Faced with a mounting labor shortage and high employee turnover, restaurant chains have earned plaudits for offering incentives to workers to stay in the job longer — tuition payments, bonuses, even a four-day workweek.
But the shortage of workers also appears to have had a darker effect: a steady drumbeat of labor violations by operators who have cut corners to keep their restaurants fully staffed.
In the latest example, Chipotle Mexican Grill was fined nearly $1.4 million on Monday over accusations that it routinely violated Massachusetts child-labor laws, with the authorities estimating more than 13,000 violations from 2015 to 2019, the Massachusetts attorney general’s office said.

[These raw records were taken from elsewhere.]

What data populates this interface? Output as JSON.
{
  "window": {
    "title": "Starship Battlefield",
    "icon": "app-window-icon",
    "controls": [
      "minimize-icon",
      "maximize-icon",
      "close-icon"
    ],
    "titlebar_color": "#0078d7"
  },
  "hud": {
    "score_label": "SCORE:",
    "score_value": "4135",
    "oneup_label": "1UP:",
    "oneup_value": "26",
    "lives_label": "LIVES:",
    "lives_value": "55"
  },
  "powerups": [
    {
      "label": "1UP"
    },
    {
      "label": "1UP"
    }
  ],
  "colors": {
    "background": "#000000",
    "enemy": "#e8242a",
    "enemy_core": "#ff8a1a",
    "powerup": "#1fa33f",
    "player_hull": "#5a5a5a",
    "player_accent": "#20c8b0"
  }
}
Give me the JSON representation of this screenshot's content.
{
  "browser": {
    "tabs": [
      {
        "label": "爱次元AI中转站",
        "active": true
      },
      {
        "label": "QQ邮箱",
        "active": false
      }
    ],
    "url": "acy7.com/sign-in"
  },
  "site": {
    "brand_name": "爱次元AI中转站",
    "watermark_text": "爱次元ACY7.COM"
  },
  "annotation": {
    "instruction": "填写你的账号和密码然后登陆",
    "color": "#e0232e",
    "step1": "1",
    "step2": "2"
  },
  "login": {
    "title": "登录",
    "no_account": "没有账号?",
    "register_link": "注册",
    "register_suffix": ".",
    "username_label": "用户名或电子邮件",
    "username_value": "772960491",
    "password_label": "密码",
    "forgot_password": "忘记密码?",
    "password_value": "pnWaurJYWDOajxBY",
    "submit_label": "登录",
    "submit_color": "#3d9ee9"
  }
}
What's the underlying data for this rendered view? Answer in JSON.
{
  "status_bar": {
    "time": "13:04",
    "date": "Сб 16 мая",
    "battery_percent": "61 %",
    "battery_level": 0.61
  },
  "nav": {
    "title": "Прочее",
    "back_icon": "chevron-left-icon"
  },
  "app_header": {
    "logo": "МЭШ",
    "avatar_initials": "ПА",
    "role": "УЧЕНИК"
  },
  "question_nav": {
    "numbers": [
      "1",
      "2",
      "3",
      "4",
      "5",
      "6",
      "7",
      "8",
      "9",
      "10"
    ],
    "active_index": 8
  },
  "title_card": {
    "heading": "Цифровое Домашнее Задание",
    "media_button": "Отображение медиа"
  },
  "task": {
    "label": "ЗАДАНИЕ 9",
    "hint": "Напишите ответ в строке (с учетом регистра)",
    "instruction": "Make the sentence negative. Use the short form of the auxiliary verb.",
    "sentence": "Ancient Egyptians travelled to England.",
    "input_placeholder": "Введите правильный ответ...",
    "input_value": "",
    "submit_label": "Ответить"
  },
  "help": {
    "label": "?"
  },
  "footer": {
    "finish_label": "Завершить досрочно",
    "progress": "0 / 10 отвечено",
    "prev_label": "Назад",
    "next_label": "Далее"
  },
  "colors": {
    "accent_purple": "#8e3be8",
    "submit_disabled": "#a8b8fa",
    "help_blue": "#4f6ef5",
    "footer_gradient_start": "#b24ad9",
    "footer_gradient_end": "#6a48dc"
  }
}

The authorities examined the records of six Chipotle locations across the state, finding that the chain regularly let dozens of 16- and 17-year-old employees work more than nine hours per day and more than 48 hours per week, in violation of state law, according to the Massachusetts attorney general. The authorities then used those findings to estimate that Chipotle had violated child-labor laws 13,253 times across 50 locations in the state.
Chipotle is not the only offender. Child-labor laws vary significantly from state to state, making it difficult for national retail and hospitality chains to monitor all the differences. And with unemployment at 3.5%, its lowest level in decades, chains across the United States are struggling to recruit low-wage workers, putting pressure on restaurant operators to break the rules, according to employment lawyers and restaurant industry experts.
“Understaffing is a massive problem,” said Jonathan Maze, the executive editor of Restaurant Business Magazine. “You have companies that are stressed to try to fill hours and keep people on, and it can lead to violations.”
Still, the Chipotle case was striking in its sweep. The attorney general’s office said it was the biggest child-labor case in state history. And the sheer number of estimated violations was unusual, said Patricia Smith, senior counsel at the National Employment Law Project and a former solicitor of the U.S. Department of Labor.
“That’s a pattern,” she said. “That’s not an occasional slip through the cracks.”